Anger Trigger Analysis

Trigger Recognition, Anger Management, Stress Management

UDL 6.1

Anger Trigger Analysis is a process during which students identify triggers or situations that commonly cause them to feel angry and determine alternative behaviors to display instead. An Anger Trigger Analysis typically involves guiding students to reflect on previous times they have felt angry and their response. Independently or with the help of a teacher, students then generate strategies and positive actions they can engage in when encountering similar situations in the future. This process empowers students to acknowledge emotions, plan coping strategies, and take ownership of their behavior. Encouraging students to recognize their triggers helps build self-regulation skills and promotes a positive behavioral and emotional climate within the classroom.

Ready-to-Use Resources

Graphic Organizer

Anger Trigger Analysis

This graphic organizer helps students analyze their emotional triggers and create a plan for how to handle them with scaffolded variations. Also included is a bank of common triggers and coping strategies.

Grade K, 1, 2, 3, 4, 5, 6, 7, 8, 9, 10, 11, 12 · Behavior & SEL · 3 pages

Self-Management Tool

Behavior Goal Planning and Reflection Graphic Organizer

This graphic organizer helps students through the goal-setting process. Also included is a bank of common behavioral goals, obstacles, and strategies to support students setting and meeting their own goals.

Grade 3, 4, 5, 6, 7, 8, 9, 10, 11, 12 · Behavior & SEL · 3 pages

Implementation Tips

Graphic Organizers
Use a graphic organizer or reflection sheet to help students identify triggers and plan alternative behaviors. Check out these examples of tools to use in your classroom: [[|Anger Map]], [[|“How I Feel” Reflection Form]], and [[|Stress Scale]].
Teacher Modeling
Model reflecting on personal experiences to show how to effectively recognize triggers and process emotions. For example, a teacher might share, “This morning I woke up late and then on the way to work a driver kept cutting me off. This made me feel so frustrated and aggravated. Have you ever felt frustrated, aggravated, or even angry before?”
Class Culture
Create a safe learning environment where students feel free to express themselves. Set clear expectations when students share about triggers or challenging situations in a whole-class setting (e.g., listen respectfully, keep information shared private, etc.). Be mindful of ways to keep students’ personal, emotional, and academic history confidential.
Communication Tools
Prepare tools to help students identify triggers and describe the emotions they are experiencing. An Emotions Chart that includes visuals representing different emotions can be beneficial for students with communication challenges.
Calming Space
Designate a Calming Space or area of the classroom where students can cool down and engage in activities to calm their emotions. Provide visual reminders or [[ | anger choice cards ]] to reinforce positive alternative behaviors.
Student-Teacher Conferences
Use Student-Teacher Conferences as a time to help students set behavior goals. During these meetings, a teacher and student can discuss triggers and focus on identifying coping strategies and alternative behaviors.

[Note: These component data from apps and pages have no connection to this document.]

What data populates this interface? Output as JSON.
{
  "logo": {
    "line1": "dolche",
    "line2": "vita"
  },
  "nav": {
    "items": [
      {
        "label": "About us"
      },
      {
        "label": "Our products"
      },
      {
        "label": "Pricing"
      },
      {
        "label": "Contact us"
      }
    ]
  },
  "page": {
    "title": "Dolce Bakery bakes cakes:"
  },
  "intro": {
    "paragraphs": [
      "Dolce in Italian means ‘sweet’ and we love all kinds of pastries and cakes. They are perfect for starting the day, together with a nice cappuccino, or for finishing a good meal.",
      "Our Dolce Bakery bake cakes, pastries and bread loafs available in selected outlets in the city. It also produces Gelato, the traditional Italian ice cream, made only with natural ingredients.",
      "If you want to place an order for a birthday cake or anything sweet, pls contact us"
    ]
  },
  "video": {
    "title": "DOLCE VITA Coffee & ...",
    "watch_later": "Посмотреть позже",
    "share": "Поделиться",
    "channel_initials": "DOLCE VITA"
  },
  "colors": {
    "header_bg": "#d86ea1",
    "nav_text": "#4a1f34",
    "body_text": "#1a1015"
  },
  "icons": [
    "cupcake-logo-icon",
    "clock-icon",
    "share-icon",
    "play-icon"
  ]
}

Meet regularly with target students to reflect on progress, provide reinforcers, and build accountability for achieving goals.
Role Playing
Provide opportunities for students to practice alternative behaviors. Use Role Playing during class meetings and individual conferences to practice strategies to regulate emotions (e.g., deep breathing, count to ten, etc.).

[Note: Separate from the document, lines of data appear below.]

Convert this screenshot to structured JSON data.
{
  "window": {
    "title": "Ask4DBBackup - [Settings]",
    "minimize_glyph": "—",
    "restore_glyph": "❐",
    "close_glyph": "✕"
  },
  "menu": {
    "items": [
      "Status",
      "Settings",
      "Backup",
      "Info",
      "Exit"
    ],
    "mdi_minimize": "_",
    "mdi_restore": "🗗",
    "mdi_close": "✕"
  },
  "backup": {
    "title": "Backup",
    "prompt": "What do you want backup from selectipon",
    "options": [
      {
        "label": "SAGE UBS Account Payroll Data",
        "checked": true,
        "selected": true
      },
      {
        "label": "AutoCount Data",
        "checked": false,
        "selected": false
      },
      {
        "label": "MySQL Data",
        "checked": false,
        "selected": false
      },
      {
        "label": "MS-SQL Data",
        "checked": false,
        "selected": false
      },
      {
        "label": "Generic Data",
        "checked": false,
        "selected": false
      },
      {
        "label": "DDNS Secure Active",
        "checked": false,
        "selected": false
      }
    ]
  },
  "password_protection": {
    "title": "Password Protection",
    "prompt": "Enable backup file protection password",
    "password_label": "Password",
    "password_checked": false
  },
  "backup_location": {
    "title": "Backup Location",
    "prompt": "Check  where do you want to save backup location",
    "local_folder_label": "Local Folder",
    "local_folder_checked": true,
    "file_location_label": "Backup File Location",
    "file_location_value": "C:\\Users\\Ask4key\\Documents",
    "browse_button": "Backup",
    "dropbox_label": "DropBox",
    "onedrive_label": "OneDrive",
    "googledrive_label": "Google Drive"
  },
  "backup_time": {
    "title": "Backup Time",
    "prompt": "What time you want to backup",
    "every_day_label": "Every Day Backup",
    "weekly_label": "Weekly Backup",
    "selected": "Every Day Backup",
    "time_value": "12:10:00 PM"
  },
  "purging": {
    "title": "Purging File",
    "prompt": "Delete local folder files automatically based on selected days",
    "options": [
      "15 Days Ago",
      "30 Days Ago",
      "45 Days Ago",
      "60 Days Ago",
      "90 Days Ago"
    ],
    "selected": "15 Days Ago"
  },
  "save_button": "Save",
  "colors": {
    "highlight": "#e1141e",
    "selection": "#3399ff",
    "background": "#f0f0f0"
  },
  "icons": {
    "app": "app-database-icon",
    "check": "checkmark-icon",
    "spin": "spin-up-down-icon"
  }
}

Prompting Individual Students
A teacher meets with a student who has challenges controlling their temper in class. After completing an Anger Trigger Analysis reflection form, the teacher and student discuss alternative behaviors. The student draws an image on an index card to represent each alternative behavior (e.g., picture of a hand to represent asking for help, etc.). When the teacher notices the student losing their temper, the teacher subtly prompts them to try an alternative behavior by stating, “Time to pick a card.”
Whole-Class Check In
For a class meeting, a teacher creates a chart with smiley faces displaying different emotions (e.g., frustrated, excited, angry, etc.). The teacher asks students to silently put a check mark next to two of the emotions they felt during the past week. The teacher then prompts a discussion about emotional triggers based on student responses (e.g., “I noticed that many of you chose frustrated. What made you feel that way?”). The class then brainstorms alternative behaviors and strategies to use when faced with the situations listed.
Establishing Group Norms
Before introducing a group project, a teacher asks students to write one thing that has been difficult or caused them frustration when working on projects in the past. Students post their notes on the board and read each other's ideas. The teacher then assigns students to groups and asks, “What are things you’d like to agree to as a group to make sure you are able to work well together?” Each group creates a list of group norms (e.g., Each person contributes, listen respectfully, etc.) based on the ideas on the board.

Related Strategies